### EXERCISE BRIEF
Using the listing that follows, filter out every line lacking the string "title" and return the rest.

### DATA EXTRACT
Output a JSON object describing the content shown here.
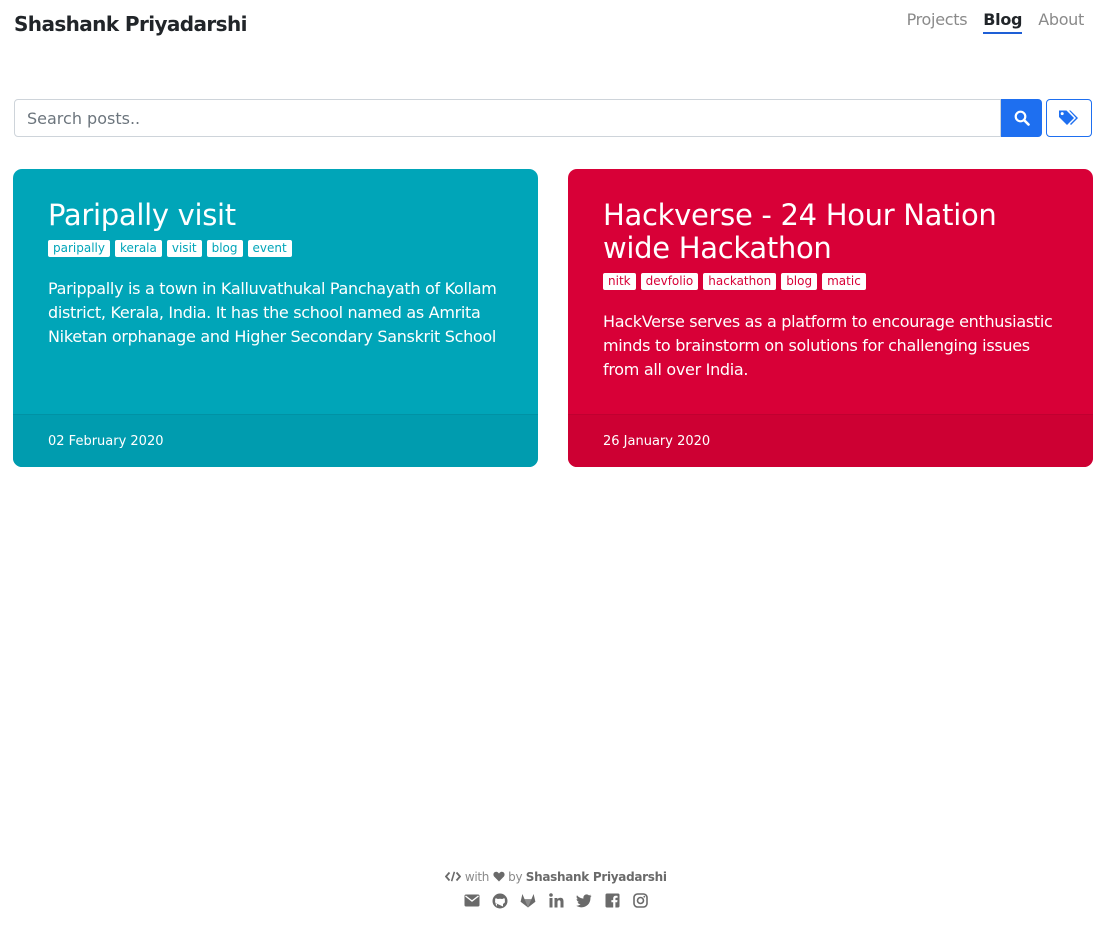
{
  "header": {
    "brand": "Shashank Priyadarshi",
    "nav": [
      {
        "label": "Projects"
      },
      {
        "label": "Blog"
      },
      {
        "label": "About"
      }
    ]
  },
  "search": {
    "placeholder": "Search posts..",
    "value": ""
  },
  "posts": [
    {
      "title": "Paripally visit",
      "tags": [
        "paripally",
        "kerala",
        "visit",
        "blog",
        "event"
      ],
      "description": "Parippally is a town in Kalluvathukal Panchayath of Kollam district, Kerala, India. It has the school named as Amrita Niketan orphanage and Higher Secondary Sanskrit School",
      "date": "02 February 2020",
      "color": "#00a5b8",
      "footer_color": "#009caf"
    },
    {
      "title": "Hackverse - 24 Hour Nation wide Hackathon",
      "tags": [
        "nitk",
        "devfolio",
        "hackathon",
        "blog",
        "matic"
      ],
      "description": "HackVerse serves as a platform to encourage enthusiastic minds to brainstorm on solutions for challenging issues from all over India.",
      "date": "26 January 2020",
      "color": "#d80037",
      "footer_color": "#cd0033"
    }
  ],
  "footer": {
    "with": "with",
    "by": "by",
    "author": "Shashank Priyadarshi",
    "social_icons": [
      "envelope-icon",
      "github-icon",
      "gitlab-icon",
      "linkedin-icon",
      "twitter-icon",
      "facebook-icon",
      "instagram-icon"
    ]
  },
  "colors": {
    "accent": "#1e6ff0",
    "muted": "#8a8a8a"
  }
}
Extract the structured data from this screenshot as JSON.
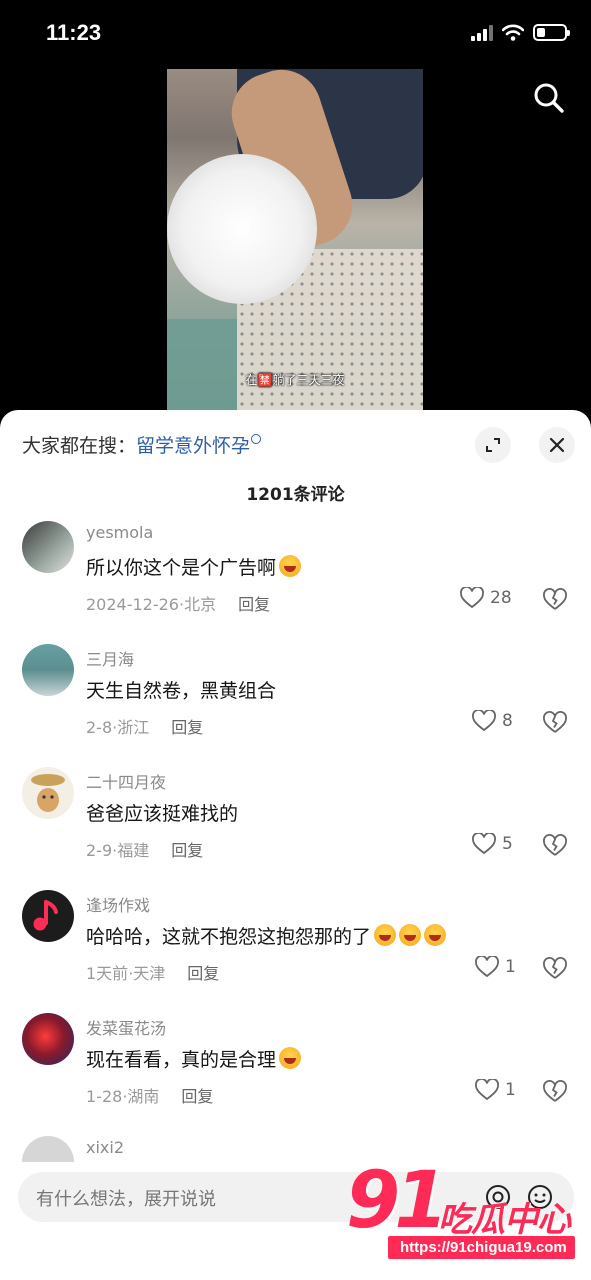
{
  "status_bar": {
    "time": "11:23",
    "battery_level": 0.3
  },
  "video": {
    "caption": "在🈲躺了三天三夜"
  },
  "comments_panel": {
    "search_prefix": "大家都在搜：",
    "search_term": "留学意外怀孕",
    "count_label": "1201条评论",
    "reply_label": "回复",
    "comments": [
      {
        "user": "yesmola",
        "text": "所以你这个是个广告啊",
        "emoji": "😂",
        "date": "2024-12-26",
        "location": "北京",
        "likes": "28"
      },
      {
        "user": "三月海",
        "text": "天生自然卷，黑黄组合",
        "emoji": "",
        "date": "2-8",
        "location": "浙江",
        "likes": "8"
      },
      {
        "user": "二十四月夜",
        "text": "爸爸应该挺难找的",
        "emoji": "",
        "date": "2-9",
        "location": "福建",
        "likes": "5"
      },
      {
        "user": "逢场作戏",
        "text": "哈哈哈，这就不抱怨这抱怨那的了",
        "emoji": "🤬🤬🤬",
        "date": "1天前",
        "location": "天津",
        "likes": "1"
      },
      {
        "user": "发菜蛋花汤",
        "text": "现在看看，真的是合理",
        "emoji": "🤬",
        "date": "1-28",
        "location": "湖南",
        "likes": "1"
      },
      {
        "user": "xixi2",
        "text": "",
        "emoji": "",
        "date": "",
        "location": "",
        "likes": ""
      }
    ]
  },
  "input_bar": {
    "placeholder": "有什么想法，展开说说"
  },
  "watermark": {
    "number": "91",
    "name": "吃瓜中心",
    "url": "https://91chigua19.com"
  },
  "colors": {
    "link": "#2d5fa8",
    "watermark": "#ff2a55"
  }
}
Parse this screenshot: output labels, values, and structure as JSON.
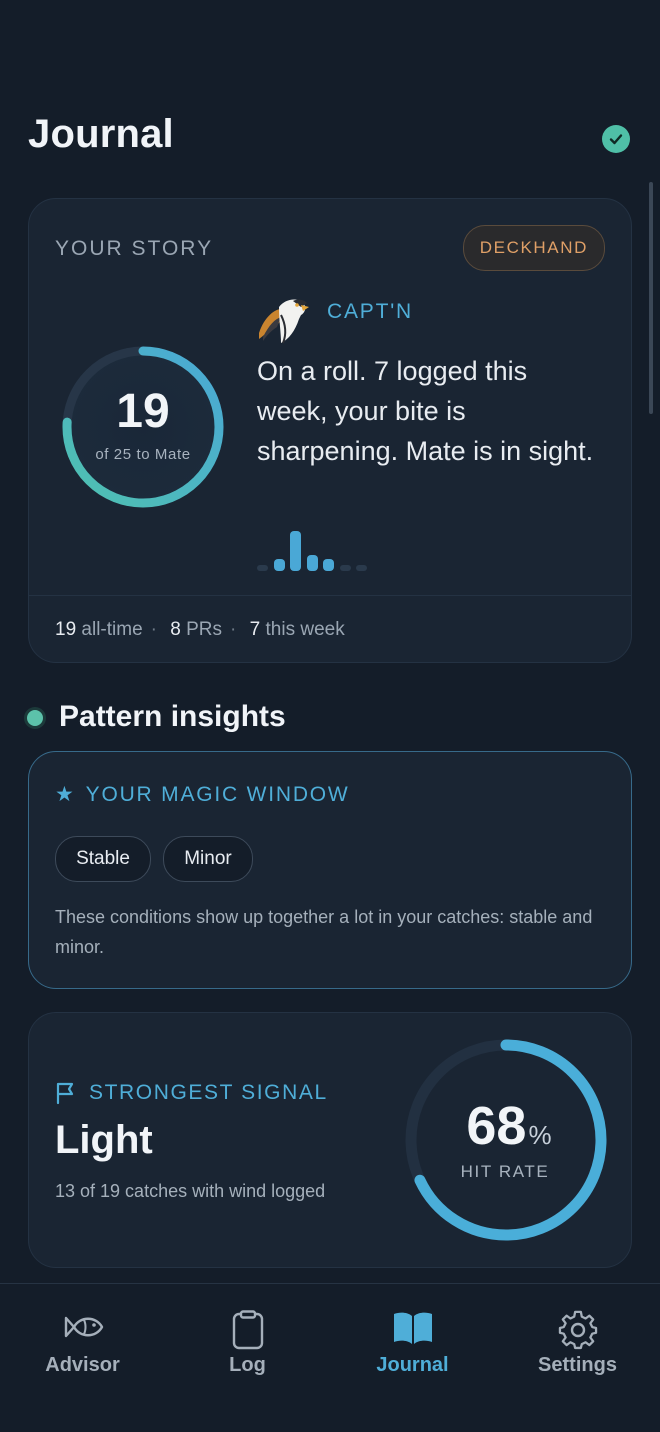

### RESULT OF THE EXERCISE
      "title": "Paripally visit",
      "title": "Hackverse - 24 Hour Nation wide Hackathon",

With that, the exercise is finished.